[SOURCE DATA Boundary: Start]

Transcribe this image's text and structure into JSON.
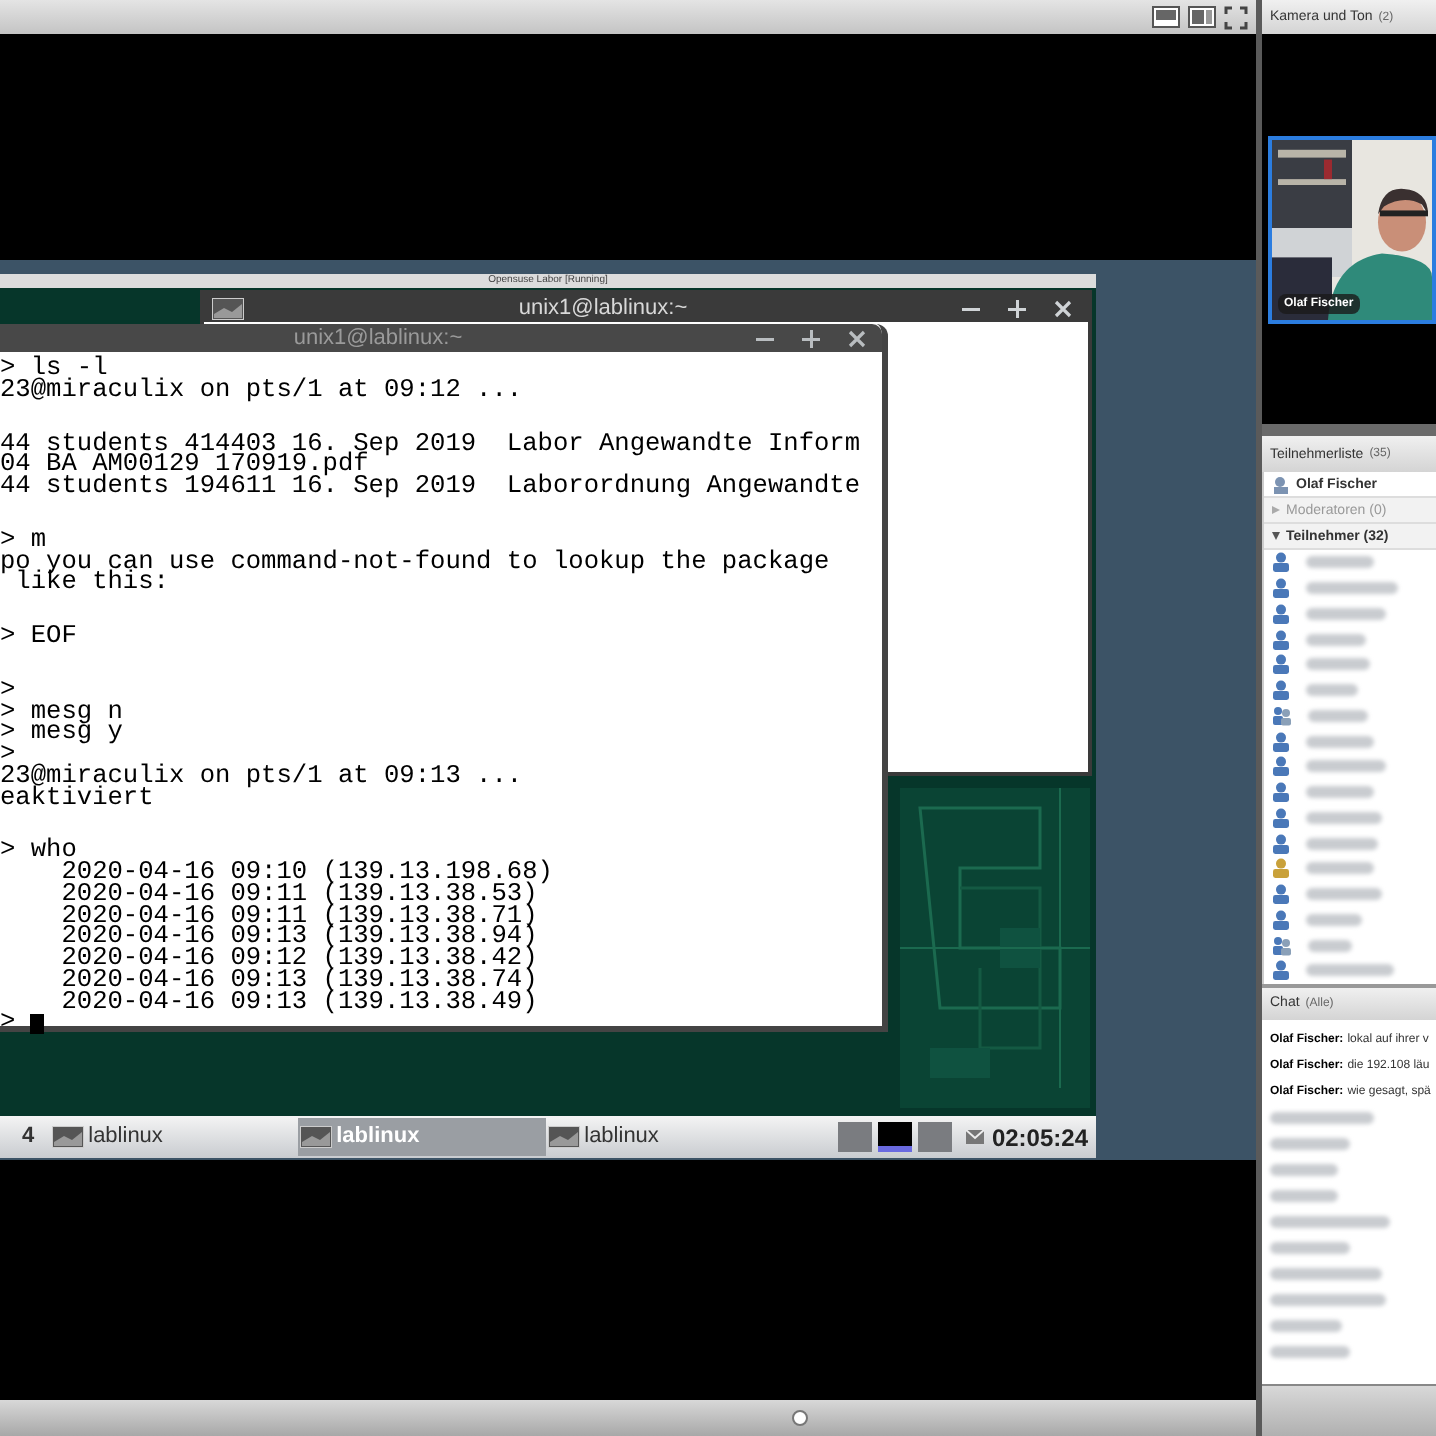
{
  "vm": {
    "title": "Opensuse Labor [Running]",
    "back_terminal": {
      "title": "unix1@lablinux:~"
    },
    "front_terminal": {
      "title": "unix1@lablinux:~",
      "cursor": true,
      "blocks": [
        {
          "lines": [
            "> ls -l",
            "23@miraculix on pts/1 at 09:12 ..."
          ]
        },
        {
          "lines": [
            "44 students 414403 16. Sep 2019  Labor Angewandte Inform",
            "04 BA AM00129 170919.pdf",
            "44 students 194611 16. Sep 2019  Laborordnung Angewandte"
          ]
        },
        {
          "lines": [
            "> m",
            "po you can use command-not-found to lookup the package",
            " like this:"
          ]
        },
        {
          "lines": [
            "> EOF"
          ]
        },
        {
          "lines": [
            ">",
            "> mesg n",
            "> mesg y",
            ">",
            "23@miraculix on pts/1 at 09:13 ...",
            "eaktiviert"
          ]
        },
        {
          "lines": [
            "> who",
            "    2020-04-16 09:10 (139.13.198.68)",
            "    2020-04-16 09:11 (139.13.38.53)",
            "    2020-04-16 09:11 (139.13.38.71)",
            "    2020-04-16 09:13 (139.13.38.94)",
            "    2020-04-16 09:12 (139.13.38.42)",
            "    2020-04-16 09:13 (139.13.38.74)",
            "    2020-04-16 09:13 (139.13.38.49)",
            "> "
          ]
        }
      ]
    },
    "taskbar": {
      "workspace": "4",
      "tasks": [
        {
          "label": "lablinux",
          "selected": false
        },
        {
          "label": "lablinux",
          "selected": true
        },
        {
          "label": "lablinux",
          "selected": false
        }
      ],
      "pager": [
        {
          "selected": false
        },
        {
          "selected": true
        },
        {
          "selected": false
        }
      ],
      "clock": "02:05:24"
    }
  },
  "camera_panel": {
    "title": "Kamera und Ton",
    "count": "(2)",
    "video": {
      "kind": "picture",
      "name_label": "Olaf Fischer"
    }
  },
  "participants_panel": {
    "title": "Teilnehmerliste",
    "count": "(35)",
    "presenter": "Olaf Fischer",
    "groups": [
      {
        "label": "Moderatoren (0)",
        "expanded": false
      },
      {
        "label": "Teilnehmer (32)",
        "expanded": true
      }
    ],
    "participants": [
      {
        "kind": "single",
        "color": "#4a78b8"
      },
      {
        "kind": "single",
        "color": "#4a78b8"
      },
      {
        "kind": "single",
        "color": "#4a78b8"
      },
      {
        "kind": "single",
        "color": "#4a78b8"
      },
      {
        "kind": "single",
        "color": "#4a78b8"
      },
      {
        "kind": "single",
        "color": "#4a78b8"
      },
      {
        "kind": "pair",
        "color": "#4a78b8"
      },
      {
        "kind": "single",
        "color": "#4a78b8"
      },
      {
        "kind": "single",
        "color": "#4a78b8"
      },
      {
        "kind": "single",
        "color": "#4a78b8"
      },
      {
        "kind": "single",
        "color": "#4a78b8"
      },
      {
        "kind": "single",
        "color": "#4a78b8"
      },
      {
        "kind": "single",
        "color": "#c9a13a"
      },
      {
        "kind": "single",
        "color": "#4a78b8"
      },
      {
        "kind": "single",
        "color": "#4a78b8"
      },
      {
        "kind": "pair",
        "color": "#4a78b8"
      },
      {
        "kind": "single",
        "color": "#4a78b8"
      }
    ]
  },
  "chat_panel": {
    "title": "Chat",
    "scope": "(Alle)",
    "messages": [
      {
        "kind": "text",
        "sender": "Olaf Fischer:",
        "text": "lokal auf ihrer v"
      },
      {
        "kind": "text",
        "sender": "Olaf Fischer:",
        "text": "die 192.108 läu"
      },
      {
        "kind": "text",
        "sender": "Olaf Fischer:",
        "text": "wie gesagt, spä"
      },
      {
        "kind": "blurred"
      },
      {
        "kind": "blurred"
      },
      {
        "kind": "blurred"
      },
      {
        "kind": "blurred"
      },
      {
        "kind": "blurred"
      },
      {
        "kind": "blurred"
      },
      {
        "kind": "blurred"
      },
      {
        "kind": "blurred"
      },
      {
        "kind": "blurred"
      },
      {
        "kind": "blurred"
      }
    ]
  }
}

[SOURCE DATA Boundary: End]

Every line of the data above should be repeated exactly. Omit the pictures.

#### SOLUTION FOR THIS EXERCISE:
Transcribe this image's text and structure into JSON.
{
  "vm": {
    "title": "Opensuse Labor [Running]",
    "back_terminal": {
      "title": "unix1@lablinux:~"
    },
    "front_terminal": {
      "title": "unix1@lablinux:~",
      "cursor": true,
      "blocks": [
        {
          "lines": [
            "> ls -l",
            "23@miraculix on pts/1 at 09:12 ..."
          ]
        },
        {
          "lines": [
            "44 students 414403 16. Sep 2019  Labor Angewandte Inform",
            "04 BA AM00129 170919.pdf",
            "44 students 194611 16. Sep 2019  Laborordnung Angewandte"
          ]
        },
        {
          "lines": [
            "> m",
            "po you can use command-not-found to lookup the package",
            " like this:"
          ]
        },
        {
          "lines": [
            "> EOF"
          ]
        },
        {
          "lines": [
            ">",
            "> mesg n",
            "> mesg y",
            ">",
            "23@miraculix on pts/1 at 09:13 ...",
            "eaktiviert"
          ]
        },
        {
          "lines": [
            "> who",
            "    2020-04-16 09:10 (139.13.198.68)",
            "    2020-04-16 09:11 (139.13.38.53)",
            "    2020-04-16 09:11 (139.13.38.71)",
            "    2020-04-16 09:13 (139.13.38.94)",
            "    2020-04-16 09:12 (139.13.38.42)",
            "    2020-04-16 09:13 (139.13.38.74)",
            "    2020-04-16 09:13 (139.13.38.49)",
            "> "
          ]
        }
      ]
    },
    "taskbar": {
      "workspace": "4",
      "tasks": [
        {
          "label": "lablinux",
          "selected": false
        },
        {
          "label": "lablinux",
          "selected": true
        },
        {
          "label": "lablinux",
          "selected": false
        }
      ],
      "pager": [
        {
          "selected": false
        },
        {
          "selected": true
        },
        {
          "selected": false
        }
      ],
      "clock": "02:05:24"
    }
  },
  "camera_panel": {
    "title": "Kamera und Ton",
    "count": "(2)",
    "video": {
      "kind": "picture",
      "name_label": "Olaf Fischer"
    }
  },
  "participants_panel": {
    "title": "Teilnehmerliste",
    "count": "(35)",
    "presenter": "Olaf Fischer",
    "groups": [
      {
        "label": "Moderatoren (0)",
        "expanded": false
      },
      {
        "label": "Teilnehmer (32)",
        "expanded": true
      }
    ],
    "participants": [
      {
        "kind": "single",
        "color": "#4a78b8"
      },
      {
        "kind": "single",
        "color": "#4a78b8"
      },
      {
        "kind": "single",
        "color": "#4a78b8"
      },
      {
        "kind": "single",
        "color": "#4a78b8"
      },
      {
        "kind": "single",
        "color": "#4a78b8"
      },
      {
        "kind": "single",
        "color": "#4a78b8"
      },
      {
        "kind": "pair",
        "color": "#4a78b8"
      },
      {
        "kind": "single",
        "color": "#4a78b8"
      },
      {
        "kind": "single",
        "color": "#4a78b8"
      },
      {
        "kind": "single",
        "color": "#4a78b8"
      },
      {
        "kind": "single",
        "color": "#4a78b8"
      },
      {
        "kind": "single",
        "color": "#4a78b8"
      },
      {
        "kind": "single",
        "color": "#c9a13a"
      },
      {
        "kind": "single",
        "color": "#4a78b8"
      },
      {
        "kind": "single",
        "color": "#4a78b8"
      },
      {
        "kind": "pair",
        "color": "#4a78b8"
      },
      {
        "kind": "single",
        "color": "#4a78b8"
      }
    ]
  },
  "chat_panel": {
    "title": "Chat",
    "scope": "(Alle)",
    "messages": [
      {
        "kind": "text",
        "sender": "Olaf Fischer:",
        "text": "lokal auf ihrer v"
      },
      {
        "kind": "text",
        "sender": "Olaf Fischer:",
        "text": "die 192.108 läu"
      },
      {
        "kind": "text",
        "sender": "Olaf Fischer:",
        "text": "wie gesagt, spä"
      },
      {
        "kind": "blurred"
      },
      {
        "kind": "blurred"
      },
      {
        "kind": "blurred"
      },
      {
        "kind": "blurred"
      },
      {
        "kind": "blurred"
      },
      {
        "kind": "blurred"
      },
      {
        "kind": "blurred"
      },
      {
        "kind": "blurred"
      },
      {
        "kind": "blurred"
      },
      {
        "kind": "blurred"
      }
    ]
  }
}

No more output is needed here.